ASIA/EAST TIMOR - East Timor’s president makes symbolic act of forgiveness towards pro-Indonesia militia guilty of being involved in massacres following referendum on independence

Tuesday, 25 May 2004

Dili (Fides Service) - An act of clemency to promote national reconciliation: this was the intention of East Timor’s President Xanana Gusmao when he reduced a sentence issued by a Special Panel for Serious Crimes to three pro-Indonesian militiamen 1999 convicted of murder following the referendum with which the people of East Timor chose to be independent from Indonesia.
Speaking on the 2nd anniversary of the new country, the President said his decision was “symbolic act of forgiveness”. In the massacre at Los Palos for which the three men were found guilty and sentenced, a priest and two women religious were among those killed. In Dili the Special Panel for Serious Crimes, under the aegis of the United Nations has brought charges against 380 persons. However, most of them, including General Wiranto today a candidate for presidency, are in Indonesia which refuses to extradite the suspected criminals.
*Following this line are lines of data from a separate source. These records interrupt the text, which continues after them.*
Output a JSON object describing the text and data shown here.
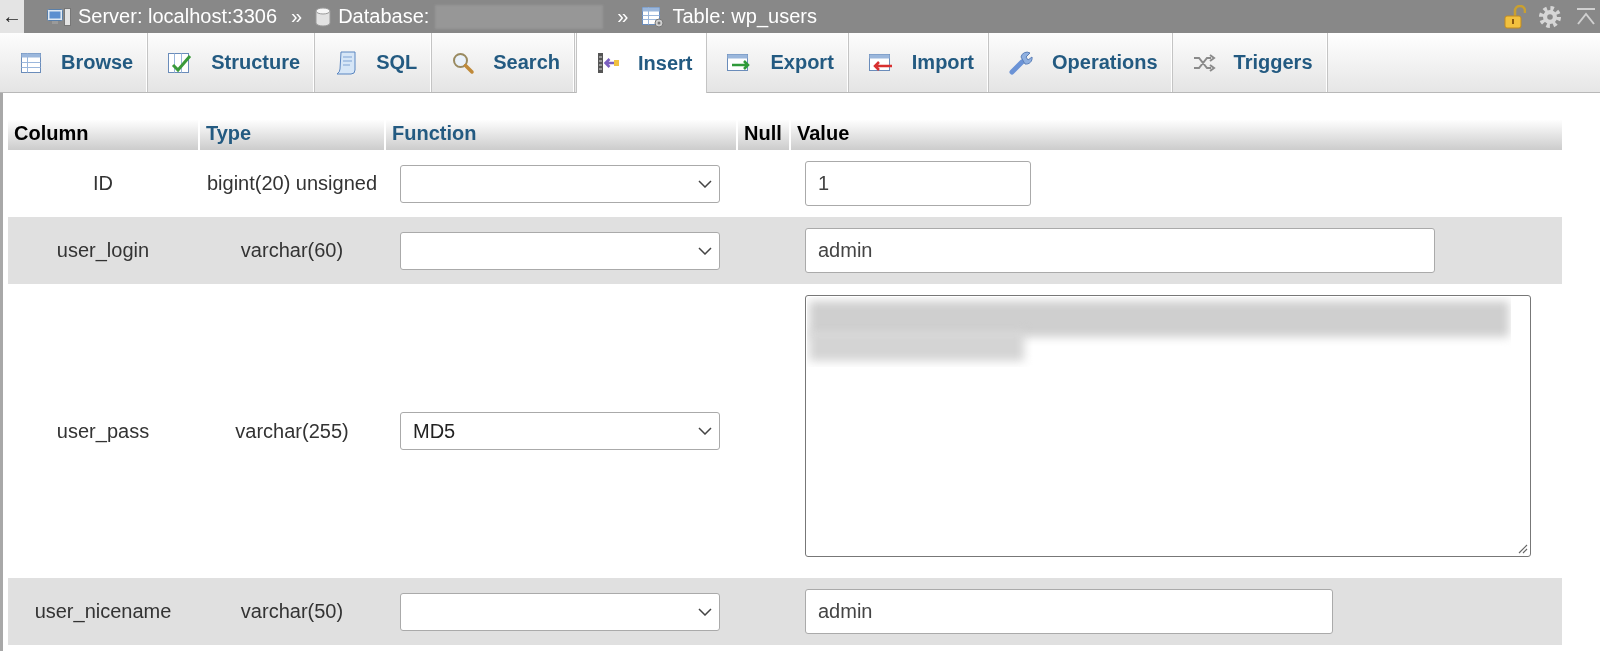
{
  "breadcrumb": {
    "back": "←",
    "items": [
      {
        "kind": "server",
        "label": "Server: localhost:3306"
      },
      {
        "kind": "database",
        "separator": "»",
        "label": "Database:",
        "redacted": true
      },
      {
        "kind": "table",
        "separator": "»",
        "label": "Table: wp_users"
      }
    ]
  },
  "tabs": [
    {
      "kind": "browse",
      "label": "Browse",
      "selected": false
    },
    {
      "kind": "structure",
      "label": "Structure",
      "selected": false
    },
    {
      "kind": "sql",
      "label": "SQL",
      "selected": false
    },
    {
      "kind": "search",
      "label": "Search",
      "selected": false
    },
    {
      "kind": "insert",
      "label": "Insert",
      "selected": true
    },
    {
      "kind": "export",
      "label": "Export",
      "selected": false
    },
    {
      "kind": "import",
      "label": "Import",
      "selected": false
    },
    {
      "kind": "operations",
      "label": "Operations",
      "selected": false
    },
    {
      "kind": "triggers",
      "label": "Triggers",
      "selected": false
    }
  ],
  "form": {
    "columns": [
      {
        "label": "Column",
        "link": false
      },
      {
        "label": "Type",
        "link": true
      },
      {
        "label": "Function",
        "link": true
      },
      {
        "label": "Null",
        "link": false
      },
      {
        "label": "Value",
        "link": false
      }
    ],
    "rows": [
      {
        "column": "ID",
        "type": "bigint(20) unsigned",
        "kind": "input",
        "value": "1"
      },
      {
        "column": "user_login",
        "type": "varchar(60)",
        "kind": "input",
        "value": "admin"
      },
      {
        "column": "user_pass",
        "type": "varchar(255)",
        "function": "MD5",
        "kind": "textarea",
        "redacted": true
      },
      {
        "column": "user_nicename",
        "type": "varchar(50)",
        "kind": "input",
        "value": "admin"
      }
    ]
  }
}
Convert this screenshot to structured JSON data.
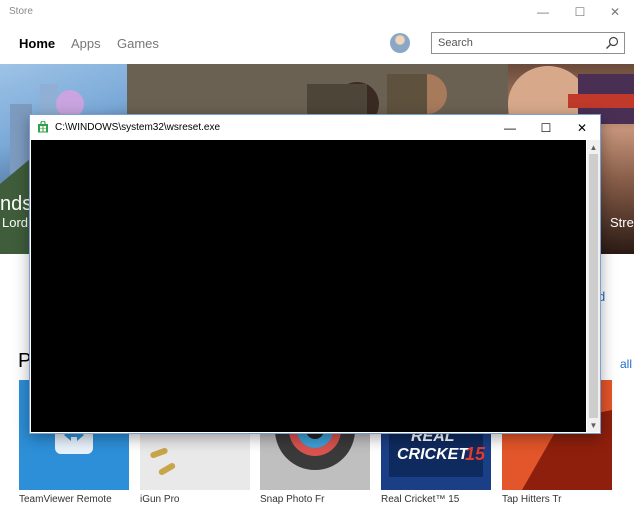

Ongoing commitment to promote ever deeper national reconciliation in East Timor was also taken recently by the newly appointed Bishop of di Dili, Bishop Alberto Ricardo da Silva, who told Fides: “This has always been a priority commitment for the Church in East Timor, especially in times of difficulty and crisis. Today there is need of an even greater effort to guarantee this young democracy a solid basis for harmony and peace”. Bishop Da Silva, appointed by Pope John Paul II on 27 February, was ordained in Dili cathedral on May 2.
“I have great hope that the future for East Timor will be bright despite the difficulties of this period of transition. The people are also full of hope and optimism especially our young people who make up a greater part of the population. The Church is flourishing with many vocations and this is encouraging ” Bishop Da Silva told Fides
Thousands fled East Timor to escape the violence between pro-independence and pro-Indonesia militia groups following the referendum on secession in September 1999. Many have returned but many others known to be pro-Indonesia chose to remain in Indonesian territory for fear of acts of retaliation. This explains the difficulties encountered in the process of reconciliation in East Timor and the reason for the Special Panel for Serious Crimes under the aegis of the United Nations to investigate war crimes.
The Democratic Republic of East Timor came into being on 20 May 2002 after a period of temporary administration by the United Nations. With a population 95% professed Catholics East Timor is the Asian country with the highest concentration of Catholics. The Church plays an important role in the formation of consciences of East Timor citizens. Today the country is working at all levels at “national dialogue” on themes of justice and reconciliation involving members of parliament, social and political organisations, representatives of the local Church. In fact the East Timor’s Catholic Bishops have always stressed the necessity of “forgiveness in truth and justice”, as a basis to strengthen national unity.
(PA) (Agenzia Fides 25/5/2004 lines 47 word 482)